START DATA FOR PROCESSING

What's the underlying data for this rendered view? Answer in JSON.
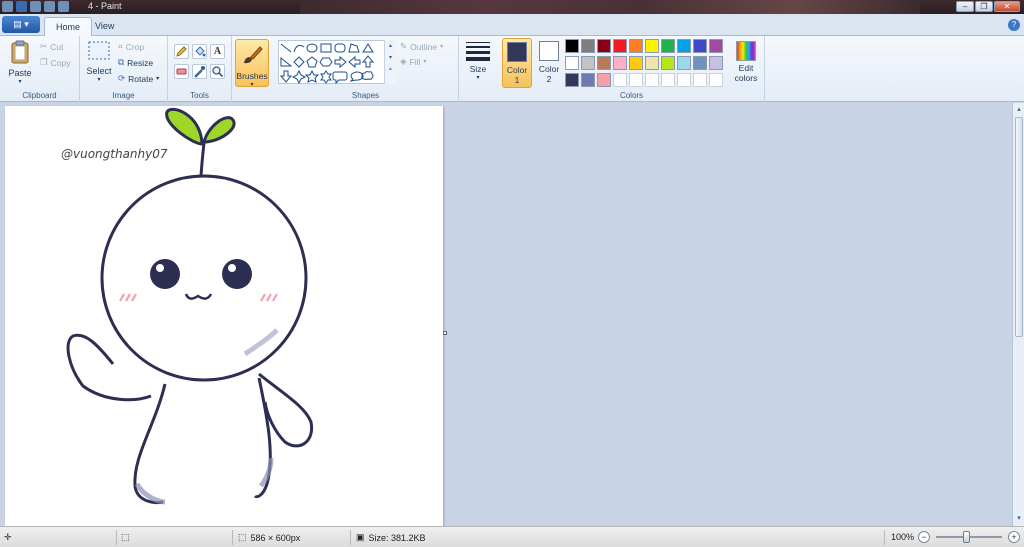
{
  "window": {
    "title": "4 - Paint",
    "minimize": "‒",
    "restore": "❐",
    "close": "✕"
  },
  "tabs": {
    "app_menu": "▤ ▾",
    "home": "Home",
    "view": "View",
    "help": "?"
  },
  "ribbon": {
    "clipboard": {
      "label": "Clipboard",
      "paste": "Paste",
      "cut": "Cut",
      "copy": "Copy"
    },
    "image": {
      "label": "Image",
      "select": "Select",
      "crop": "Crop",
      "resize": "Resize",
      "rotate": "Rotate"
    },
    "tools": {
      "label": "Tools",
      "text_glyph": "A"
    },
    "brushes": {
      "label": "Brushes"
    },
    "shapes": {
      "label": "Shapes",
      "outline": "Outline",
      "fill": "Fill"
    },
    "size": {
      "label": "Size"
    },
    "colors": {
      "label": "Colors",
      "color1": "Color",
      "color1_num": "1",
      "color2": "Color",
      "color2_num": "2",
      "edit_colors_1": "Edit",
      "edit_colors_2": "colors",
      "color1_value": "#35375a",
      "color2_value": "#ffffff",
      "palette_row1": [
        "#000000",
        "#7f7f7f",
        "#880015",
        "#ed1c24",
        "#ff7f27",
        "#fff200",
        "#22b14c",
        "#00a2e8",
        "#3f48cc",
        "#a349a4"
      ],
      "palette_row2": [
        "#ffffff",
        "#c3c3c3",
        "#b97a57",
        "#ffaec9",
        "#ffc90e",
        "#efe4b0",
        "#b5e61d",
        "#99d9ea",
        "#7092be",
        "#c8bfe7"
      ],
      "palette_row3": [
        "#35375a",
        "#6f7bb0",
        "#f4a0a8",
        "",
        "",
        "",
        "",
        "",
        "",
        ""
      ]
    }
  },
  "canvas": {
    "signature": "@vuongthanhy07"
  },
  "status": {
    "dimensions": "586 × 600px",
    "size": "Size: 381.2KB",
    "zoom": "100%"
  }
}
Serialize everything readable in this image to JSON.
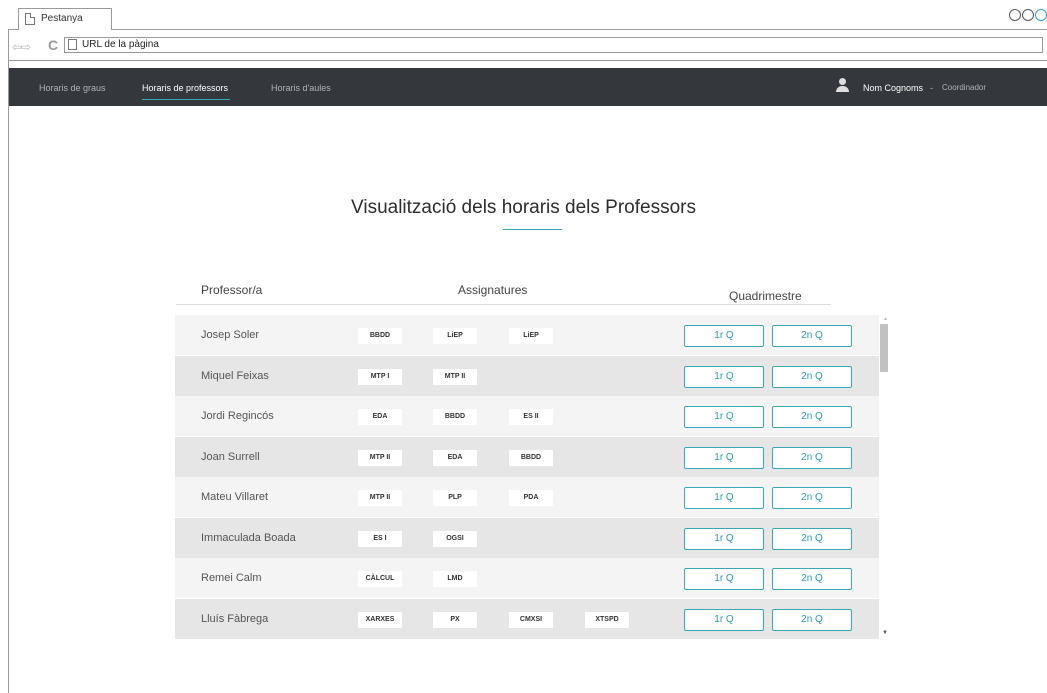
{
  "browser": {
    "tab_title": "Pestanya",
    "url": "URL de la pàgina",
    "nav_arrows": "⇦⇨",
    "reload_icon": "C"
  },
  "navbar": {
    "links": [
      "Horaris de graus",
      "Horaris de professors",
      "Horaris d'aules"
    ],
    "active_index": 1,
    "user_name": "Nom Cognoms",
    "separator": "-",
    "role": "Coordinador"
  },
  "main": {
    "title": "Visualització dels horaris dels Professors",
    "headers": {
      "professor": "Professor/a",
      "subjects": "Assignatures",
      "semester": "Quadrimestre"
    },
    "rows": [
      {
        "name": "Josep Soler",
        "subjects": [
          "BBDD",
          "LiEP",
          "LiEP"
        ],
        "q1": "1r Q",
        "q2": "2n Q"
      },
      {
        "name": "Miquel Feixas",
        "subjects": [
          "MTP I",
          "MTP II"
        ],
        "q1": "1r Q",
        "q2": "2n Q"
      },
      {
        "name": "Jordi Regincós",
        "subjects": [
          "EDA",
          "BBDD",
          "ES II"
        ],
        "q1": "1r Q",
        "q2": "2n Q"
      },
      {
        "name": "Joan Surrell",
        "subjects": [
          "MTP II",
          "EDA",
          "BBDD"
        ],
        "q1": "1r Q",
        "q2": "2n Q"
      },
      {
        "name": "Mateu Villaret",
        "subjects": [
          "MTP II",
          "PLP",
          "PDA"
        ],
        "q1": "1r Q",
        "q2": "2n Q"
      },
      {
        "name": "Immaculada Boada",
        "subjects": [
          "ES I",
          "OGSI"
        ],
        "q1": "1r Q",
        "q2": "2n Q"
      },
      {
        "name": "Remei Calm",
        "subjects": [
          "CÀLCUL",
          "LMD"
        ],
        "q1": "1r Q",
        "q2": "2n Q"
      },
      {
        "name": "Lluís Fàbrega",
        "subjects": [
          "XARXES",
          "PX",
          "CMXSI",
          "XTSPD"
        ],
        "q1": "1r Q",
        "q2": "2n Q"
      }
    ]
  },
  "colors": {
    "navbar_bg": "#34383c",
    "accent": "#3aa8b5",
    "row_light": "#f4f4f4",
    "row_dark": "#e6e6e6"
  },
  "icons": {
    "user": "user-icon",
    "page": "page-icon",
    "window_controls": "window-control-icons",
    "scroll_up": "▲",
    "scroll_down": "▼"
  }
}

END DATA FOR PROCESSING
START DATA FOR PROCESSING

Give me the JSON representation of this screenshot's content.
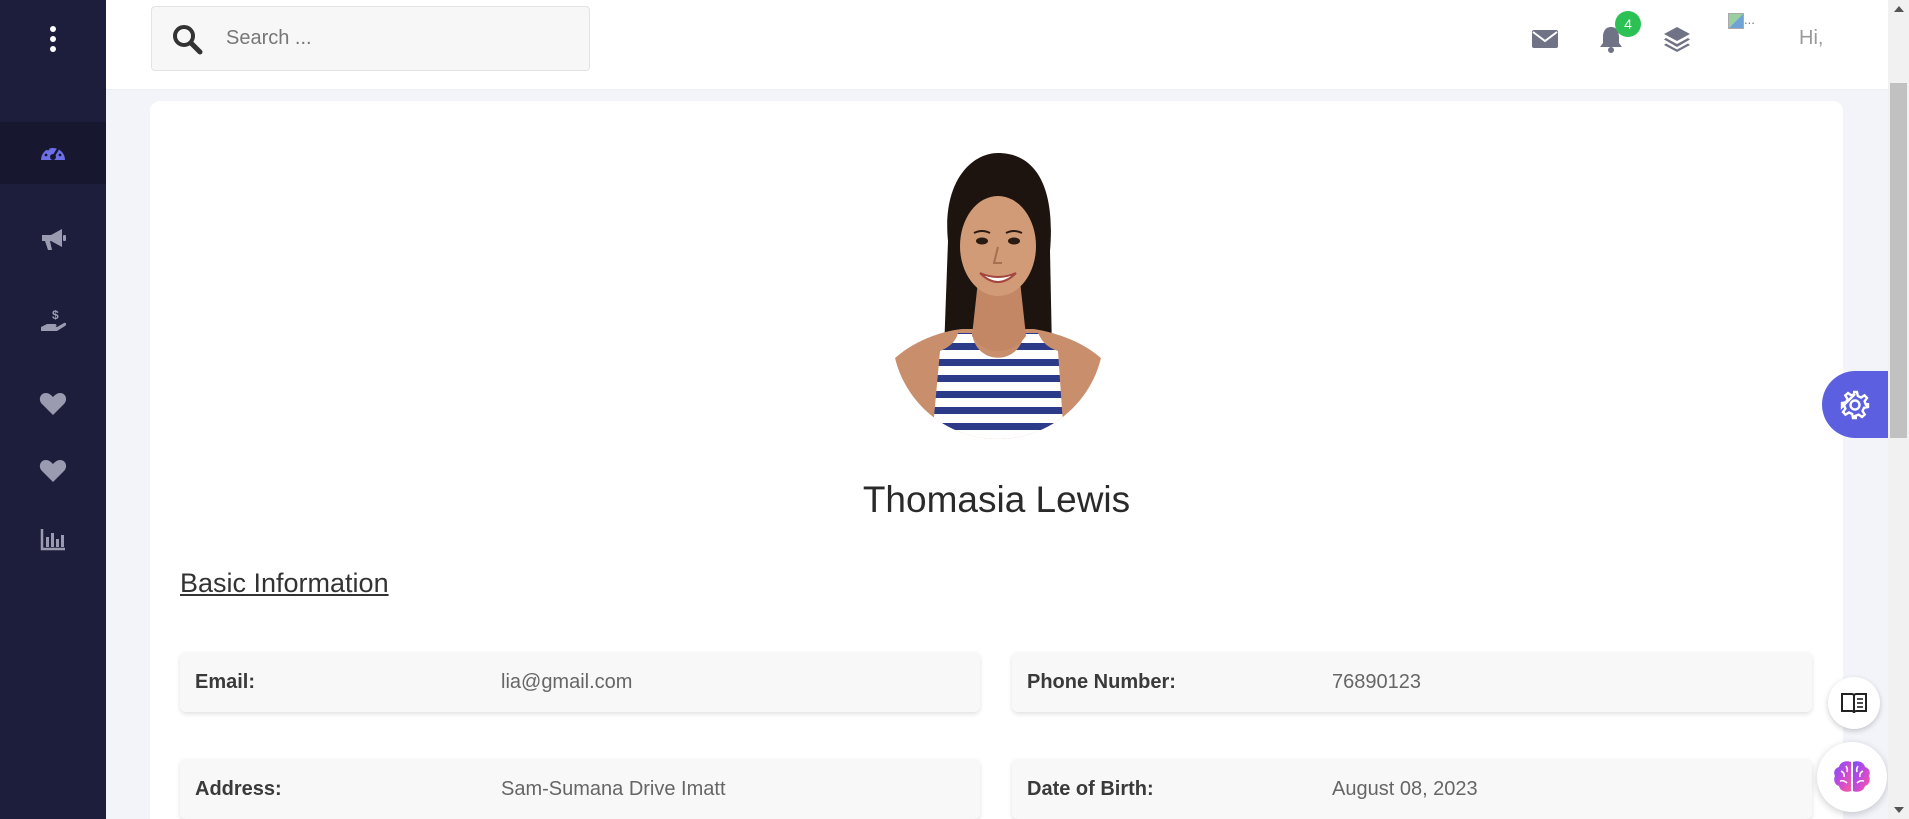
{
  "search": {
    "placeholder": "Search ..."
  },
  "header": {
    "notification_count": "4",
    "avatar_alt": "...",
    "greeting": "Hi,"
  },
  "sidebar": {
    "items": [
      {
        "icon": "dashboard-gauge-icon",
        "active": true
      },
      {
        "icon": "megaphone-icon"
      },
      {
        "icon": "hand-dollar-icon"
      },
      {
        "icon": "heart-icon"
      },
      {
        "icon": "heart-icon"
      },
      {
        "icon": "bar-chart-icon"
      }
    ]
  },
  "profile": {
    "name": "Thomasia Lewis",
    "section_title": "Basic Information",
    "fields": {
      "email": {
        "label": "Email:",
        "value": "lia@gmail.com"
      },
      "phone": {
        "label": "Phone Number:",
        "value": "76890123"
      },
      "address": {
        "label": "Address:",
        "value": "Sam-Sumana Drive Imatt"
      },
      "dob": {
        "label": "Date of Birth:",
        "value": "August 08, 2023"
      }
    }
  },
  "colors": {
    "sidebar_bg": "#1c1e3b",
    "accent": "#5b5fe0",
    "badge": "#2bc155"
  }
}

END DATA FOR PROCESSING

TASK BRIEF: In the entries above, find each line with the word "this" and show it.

TASK RESULT:
What's the underlying data for this rendered view? Answer in JSON.
Serialize everything readable in this image to JSON.
Give me the JSON representation of this screenshot's content.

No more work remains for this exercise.